* WHAT THE TASK REQUIRES: Each line of the material below should be reproduced exactly.
[Opening GIVEN RECORDS section]
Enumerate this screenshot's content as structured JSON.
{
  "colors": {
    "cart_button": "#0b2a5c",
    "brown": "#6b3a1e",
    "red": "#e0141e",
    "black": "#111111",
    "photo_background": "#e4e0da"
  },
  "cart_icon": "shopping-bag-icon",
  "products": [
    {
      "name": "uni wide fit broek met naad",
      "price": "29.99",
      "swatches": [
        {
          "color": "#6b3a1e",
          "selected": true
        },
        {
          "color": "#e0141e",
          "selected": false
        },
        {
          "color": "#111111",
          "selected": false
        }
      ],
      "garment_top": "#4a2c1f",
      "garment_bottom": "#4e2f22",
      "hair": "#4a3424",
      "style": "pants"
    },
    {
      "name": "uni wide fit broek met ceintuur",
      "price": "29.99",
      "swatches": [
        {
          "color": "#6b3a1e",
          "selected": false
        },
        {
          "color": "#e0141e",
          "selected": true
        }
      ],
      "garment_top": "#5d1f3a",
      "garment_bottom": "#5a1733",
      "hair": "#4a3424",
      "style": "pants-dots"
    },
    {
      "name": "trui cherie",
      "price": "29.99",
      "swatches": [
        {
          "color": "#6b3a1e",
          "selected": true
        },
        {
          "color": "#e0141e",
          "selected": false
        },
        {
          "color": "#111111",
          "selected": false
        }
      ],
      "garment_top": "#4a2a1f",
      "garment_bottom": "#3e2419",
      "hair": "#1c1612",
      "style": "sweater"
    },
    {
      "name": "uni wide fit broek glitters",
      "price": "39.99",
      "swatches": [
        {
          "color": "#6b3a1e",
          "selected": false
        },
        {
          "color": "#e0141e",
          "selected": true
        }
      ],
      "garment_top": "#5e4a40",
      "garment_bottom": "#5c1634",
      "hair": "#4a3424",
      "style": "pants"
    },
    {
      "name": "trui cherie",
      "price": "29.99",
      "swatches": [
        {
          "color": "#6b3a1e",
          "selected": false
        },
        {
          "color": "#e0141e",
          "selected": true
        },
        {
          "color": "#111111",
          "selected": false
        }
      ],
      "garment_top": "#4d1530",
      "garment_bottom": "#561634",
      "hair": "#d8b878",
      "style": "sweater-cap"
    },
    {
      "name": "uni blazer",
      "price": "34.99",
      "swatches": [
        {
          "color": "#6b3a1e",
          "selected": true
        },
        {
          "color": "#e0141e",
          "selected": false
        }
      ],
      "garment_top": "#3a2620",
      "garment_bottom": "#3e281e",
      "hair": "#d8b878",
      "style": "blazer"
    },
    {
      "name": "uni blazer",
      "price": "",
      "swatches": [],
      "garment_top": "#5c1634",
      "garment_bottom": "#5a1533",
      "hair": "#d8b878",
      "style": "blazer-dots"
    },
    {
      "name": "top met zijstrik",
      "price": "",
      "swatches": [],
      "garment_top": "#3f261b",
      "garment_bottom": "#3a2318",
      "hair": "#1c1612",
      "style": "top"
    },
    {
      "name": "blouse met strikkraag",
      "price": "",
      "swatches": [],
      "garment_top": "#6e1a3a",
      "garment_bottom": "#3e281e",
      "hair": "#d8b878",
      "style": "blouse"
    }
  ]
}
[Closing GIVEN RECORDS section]
* EXERCISE OUTPUT:
Enumerate this screenshot's content as structured JSON.
{
  "colors": {
    "cart_button": "#0b2a5c",
    "brown": "#6b3a1e",
    "red": "#e0141e",
    "black": "#111111",
    "photo_background": "#e4e0da"
  },
  "cart_icon": "shopping-bag-icon",
  "products": [
    {
      "name": "uni wide fit broek met naad",
      "price": "29.99",
      "swatches": [
        {
          "color": "#6b3a1e",
          "selected": true
        },
        {
          "color": "#e0141e",
          "selected": false
        },
        {
          "color": "#111111",
          "selected": false
        }
      ],
      "garment_top": "#4a2c1f",
      "garment_bottom": "#4e2f22",
      "hair": "#4a3424",
      "style": "pants"
    },
    {
      "name": "uni wide fit broek met ceintuur",
      "price": "29.99",
      "swatches": [
        {
          "color": "#6b3a1e",
          "selected": false
        },
        {
          "color": "#e0141e",
          "selected": true
        }
      ],
      "garment_top": "#5d1f3a",
      "garment_bottom": "#5a1733",
      "hair": "#4a3424",
      "style": "pants-dots"
    },
    {
      "name": "trui cherie",
      "price": "29.99",
      "swatches": [
        {
          "color": "#6b3a1e",
          "selected": true
        },
        {
          "color": "#e0141e",
          "selected": false
        },
        {
          "color": "#111111",
          "selected": false
        }
      ],
      "garment_top": "#4a2a1f",
      "garment_bottom": "#3e2419",
      "hair": "#1c1612",
      "style": "sweater"
    },
    {
      "name": "uni wide fit broek glitters",
      "price": "39.99",
      "swatches": [
        {
          "color": "#6b3a1e",
          "selected": false
        },
        {
          "color": "#e0141e",
          "selected": true
        }
      ],
      "garment_top": "#5e4a40",
      "garment_bottom": "#5c1634",
      "hair": "#4a3424",
      "style": "pants"
    },
    {
      "name": "trui cherie",
      "price": "29.99",
      "swatches": [
        {
          "color": "#6b3a1e",
          "selected": false
        },
        {
          "color": "#e0141e",
          "selected": true
        },
        {
          "color": "#111111",
          "selected": false
        }
      ],
      "garment_top": "#4d1530",
      "garment_bottom": "#561634",
      "hair": "#d8b878",
      "style": "sweater-cap"
    },
    {
      "name": "uni blazer",
      "price": "34.99",
      "swatches": [
        {
          "color": "#6b3a1e",
          "selected": true
        },
        {
          "color": "#e0141e",
          "selected": false
        }
      ],
      "garment_top": "#3a2620",
      "garment_bottom": "#3e281e",
      "hair": "#d8b878",
      "style": "blazer"
    },
    {
      "name": "uni blazer",
      "price": "",
      "swatches": [],
      "garment_top": "#5c1634",
      "garment_bottom": "#5a1533",
      "hair": "#d8b878",
      "style": "blazer-dots"
    },
    {
      "name": "top met zijstrik",
      "price": "",
      "swatches": [],
      "garment_top": "#3f261b",
      "garment_bottom": "#3a2318",
      "hair": "#1c1612",
      "style": "top"
    },
    {
      "name": "blouse met strikkraag",
      "price": "",
      "swatches": [],
      "garment_top": "#6e1a3a",
      "garment_bottom": "#3e281e",
      "hair": "#d8b878",
      "style": "blouse"
    }
  ]
}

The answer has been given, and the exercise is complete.